Meanwhile, CSFB’s index of global risk appetite has entered the euphoria zone for the first time in the current cycle. “Lots of growth now would be bad for risky assets,” Wilmot says, because it means that the coming downturn will be sharper. “A rising world interest rate environment will cut off the flow of excess liquidity to emerging markets,” he says.
Emerging markets perform worse than developed markets once the euphoria zone is entered, according to Wilmot, and they generally are flat to lower within three to six months later.
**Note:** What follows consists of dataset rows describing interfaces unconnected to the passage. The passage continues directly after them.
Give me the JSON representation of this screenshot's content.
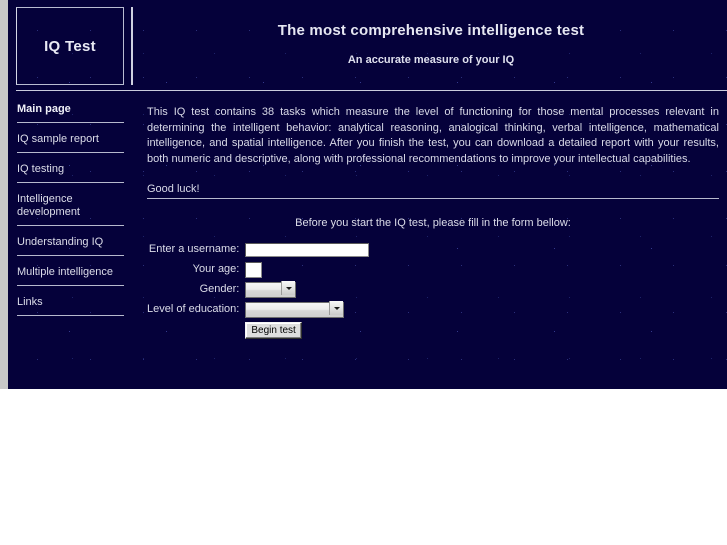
{
  "header": {
    "logo": "IQ Test",
    "title": "The most comprehensive intelligence test",
    "subtitle": "An accurate measure of your IQ"
  },
  "sidebar": {
    "items": [
      {
        "label": "Main page",
        "active": true
      },
      {
        "label": "IQ sample report",
        "active": false
      },
      {
        "label": "IQ testing",
        "active": false
      },
      {
        "label": "Intelligence development",
        "active": false
      },
      {
        "label": "Understanding IQ",
        "active": false
      },
      {
        "label": "Multiple intelligence",
        "active": false
      },
      {
        "label": "Links",
        "active": false
      }
    ]
  },
  "content": {
    "intro": "This IQ test contains 38 tasks which measure the level of functioning for those mental processes relevant in determining the intelligent behavior: analytical reasoning, analogical thinking, verbal intelligence, mathematical intelligence, and spatial intelligence. After you finish the test, you can download a detailed report with your results, both numeric and descriptive, along with professional recommendations to improve your intellectual capabilities.",
    "goodluck": "Good luck!"
  },
  "form": {
    "prompt": "Before you start the IQ test, please fill in the form bellow:",
    "username_label": "Enter a username:",
    "username_value": "",
    "age_label": "Your age:",
    "age_value": "",
    "gender_label": "Gender:",
    "gender_value": "",
    "education_label": "Level of education:",
    "education_value": "",
    "submit_label": "Begin test"
  },
  "colors": {
    "background": "#05013a",
    "text": "#dcdde9",
    "rule": "#b7b9cd",
    "gutter": "#c8c8c8"
  }
}
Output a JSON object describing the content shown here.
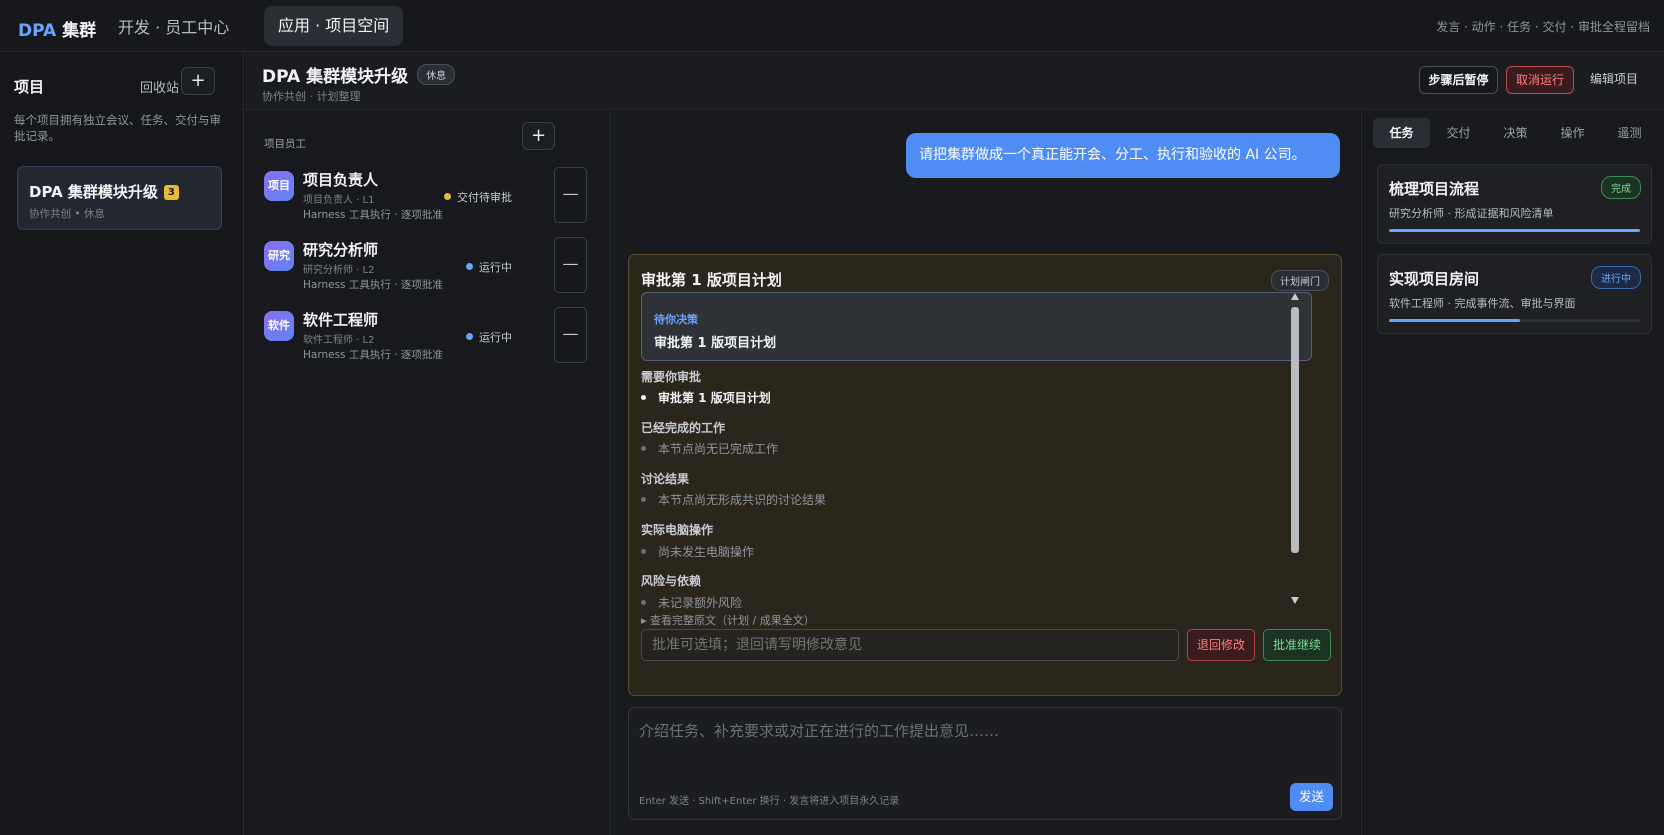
{
  "topbar": {
    "logo_brand": "DPA",
    "logo_rest": " 集群",
    "nav_dev": "开发 · 员工中心",
    "nav_app": "应用 · 项目空间",
    "links": "发言 · 动作 · 任务 · 交付 · 审批全程留档"
  },
  "sidebar": {
    "title": "项目",
    "recycle": "回收站",
    "add": "+",
    "description": "每个项目拥有独立会议、任务、交付与审批记录。",
    "project": {
      "name": "DPA 集群模块升级",
      "badge": "3",
      "sub": "协作共创 • 休息"
    }
  },
  "header": {
    "title": "DPA 集群模块升级",
    "status": "休息",
    "sub": "协作共创 · 计划整理",
    "pause": "步骤后暂停",
    "cancel": "取消运行",
    "edit": "编辑项目"
  },
  "members": {
    "label": "项目员工",
    "add": "+",
    "list": [
      {
        "avatar": "项目",
        "name": "项目负责人",
        "role": "项目负责人 · L1",
        "tool": "Harness 工具执行 · 逐项批准",
        "status": "交付待审批",
        "status_color": "#e8b93a",
        "action": "—"
      },
      {
        "avatar": "研究",
        "name": "研究分析师",
        "role": "研究分析师 · L2",
        "tool": "Harness 工具执行 · 逐项批准",
        "status": "运行中",
        "status_color": "#6aa3ff",
        "action": "—"
      },
      {
        "avatar": "软件",
        "name": "软件工程师",
        "role": "软件工程师 · L2",
        "tool": "Harness 工具执行 · 逐项批准",
        "status": "运行中",
        "status_color": "#6aa3ff",
        "action": "—"
      }
    ]
  },
  "chat": {
    "user_message": "请把集群做成一个真正能开会、分工、执行和验收的 AI 公司。",
    "gate": {
      "title": "审批第 1 版项目计划",
      "tag": "计划闸门",
      "pending_label": "待你决策",
      "pending_value": "审批第 1 版项目计划",
      "sections": [
        {
          "title": "需要你审批",
          "item": "审批第 1 版项目计划"
        },
        {
          "title": "已经完成的工作",
          "item": "本节点尚无已完成工作"
        },
        {
          "title": "讨论结果",
          "item": "本节点尚无形成共识的讨论结果"
        },
        {
          "title": "实际电脑操作",
          "item": "尚未发生电脑操作"
        },
        {
          "title": "风险与依赖",
          "item": "未记录额外风险"
        }
      ],
      "full_text": "▸ 查看完整原文（计划 / 成果全文）",
      "input_placeholder": "批准可选填；退回请写明修改意见",
      "return": "退回修改",
      "approve": "批准继续"
    },
    "composer": {
      "placeholder": "介绍任务、补充要求或对正在进行的工作提出意见……",
      "hint": "Enter 发送 · Shift+Enter 换行 · 发言将进入项目永久记录",
      "send": "发送"
    }
  },
  "right": {
    "tabs": [
      "任务",
      "交付",
      "决策",
      "操作",
      "遥测"
    ],
    "tasks": [
      {
        "title": "梳理项目流程",
        "sub": "研究分析师 · 形成证据和风险清单",
        "status": "完成",
        "progress": 1.0
      },
      {
        "title": "实现项目房间",
        "sub": "软件工程师 · 完成事件流、审批与界面",
        "status": "进行中",
        "progress": 0.52
      }
    ]
  }
}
Within six to 12 months the index of risk appetite could be back in the panic zone, he says.
Not only are emerging markets more susceptible to global monetary tightening than are developed markets, but they are also more cyclical, Wilmot says. “Emerging markets are also more at risk in this cycle because they are more directly exposed to a big slowdown in China,” he says.